The stings of bees, wasps, and yellow jackets, and the bites of ants all cause painful swelling and redness at the site of the sting, usually on a hairless area such as the nose or feet. The swelling may include the face and neck, even if the dog was not stung on the face. If the dog is stung many times, he could go into shock as a result of absorbed toxins. Occasionally, anaphylactic shock develops in a dog who has been stung in the past. The bites of black widow and brown recluse spiders are toxic to animals. The first sign is sharp pain at the site of the bite. Later the dog develops intense excitability, fever, weakness, and muscle and joint pains. Seizures, shock, and death can occur, especially with the bite of the black widow spider. An antivenin is available to treat these bites. The stings of centipedes and scorpions cause a local reaction and, at times, severe illness. These bites heal slowly. The bites of fleas, ticks, and other common insect parasites are discussed elsewhere.

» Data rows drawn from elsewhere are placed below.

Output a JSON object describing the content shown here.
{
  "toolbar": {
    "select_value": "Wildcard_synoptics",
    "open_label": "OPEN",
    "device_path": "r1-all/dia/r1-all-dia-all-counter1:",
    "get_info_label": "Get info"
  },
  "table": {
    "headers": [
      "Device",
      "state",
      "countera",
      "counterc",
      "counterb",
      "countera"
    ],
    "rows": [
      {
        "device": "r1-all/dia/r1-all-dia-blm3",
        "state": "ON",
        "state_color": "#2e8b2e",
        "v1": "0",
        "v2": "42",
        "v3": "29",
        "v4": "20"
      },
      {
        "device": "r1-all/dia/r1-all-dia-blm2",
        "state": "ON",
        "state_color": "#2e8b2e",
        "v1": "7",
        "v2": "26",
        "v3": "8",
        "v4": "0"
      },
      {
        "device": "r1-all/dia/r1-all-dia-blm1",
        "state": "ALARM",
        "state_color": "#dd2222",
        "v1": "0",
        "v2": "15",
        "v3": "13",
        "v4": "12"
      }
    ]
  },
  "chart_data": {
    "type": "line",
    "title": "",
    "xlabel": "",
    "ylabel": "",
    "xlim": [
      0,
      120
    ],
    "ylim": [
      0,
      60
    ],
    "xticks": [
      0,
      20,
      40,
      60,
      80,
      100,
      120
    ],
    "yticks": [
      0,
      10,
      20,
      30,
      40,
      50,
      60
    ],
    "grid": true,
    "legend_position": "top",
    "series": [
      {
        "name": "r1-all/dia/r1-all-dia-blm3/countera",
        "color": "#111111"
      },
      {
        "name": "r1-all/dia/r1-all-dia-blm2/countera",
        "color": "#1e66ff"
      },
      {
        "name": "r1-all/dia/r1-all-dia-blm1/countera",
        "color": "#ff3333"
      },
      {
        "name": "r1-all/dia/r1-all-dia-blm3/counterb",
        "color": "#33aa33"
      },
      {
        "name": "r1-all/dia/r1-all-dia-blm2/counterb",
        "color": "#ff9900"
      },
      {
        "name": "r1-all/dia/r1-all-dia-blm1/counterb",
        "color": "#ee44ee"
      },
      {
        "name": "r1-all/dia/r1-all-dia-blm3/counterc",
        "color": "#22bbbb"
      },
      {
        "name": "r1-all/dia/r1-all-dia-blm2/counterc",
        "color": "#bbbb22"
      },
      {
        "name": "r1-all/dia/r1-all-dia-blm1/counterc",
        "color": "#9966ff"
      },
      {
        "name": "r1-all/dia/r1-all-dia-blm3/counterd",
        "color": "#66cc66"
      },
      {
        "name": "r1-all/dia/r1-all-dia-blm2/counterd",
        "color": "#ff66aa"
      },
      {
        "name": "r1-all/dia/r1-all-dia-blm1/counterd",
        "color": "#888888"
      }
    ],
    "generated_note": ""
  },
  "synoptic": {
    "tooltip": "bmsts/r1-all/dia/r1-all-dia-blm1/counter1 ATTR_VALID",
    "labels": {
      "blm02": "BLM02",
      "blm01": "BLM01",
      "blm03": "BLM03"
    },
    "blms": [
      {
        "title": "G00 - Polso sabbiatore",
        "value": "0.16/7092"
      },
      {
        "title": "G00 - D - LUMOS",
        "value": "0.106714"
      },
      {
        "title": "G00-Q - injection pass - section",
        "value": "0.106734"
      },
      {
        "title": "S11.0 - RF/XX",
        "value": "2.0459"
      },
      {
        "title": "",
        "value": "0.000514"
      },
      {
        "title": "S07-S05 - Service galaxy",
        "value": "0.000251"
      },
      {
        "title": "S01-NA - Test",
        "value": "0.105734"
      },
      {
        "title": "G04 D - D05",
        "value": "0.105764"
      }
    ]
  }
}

- Identify the insect.
- If the stinger is found (a small black sac), remove it by scraping it out with your fingernail or a credit card. Do not squeeze or use tweezers, as this can inject more venom. (Only bees leave their stingers behind.)
- Apply an ice pack to relieve the pain and swelling.
- Apply calamine lotion to relieve the itching.
- Your veterinarian may prescribe an antihistamine.
If the dog exhibits signs of hypersensitivity to the venom (agitation, face scratching, drooling, vomiting, diarrhea, difficulty breathing, collapse, or seizures), take him at once to the nearest veterinary facility for treatment of anaphylactic shock. If your dog has a severe reaction to a bee sting, you should consult your veterinarian about keeping an Epi Pen kit available (the Epi Pen is a prepackaged injection of epinephrine used to counteract an anaphylactic reaction) and discuss the proper dose for your dog.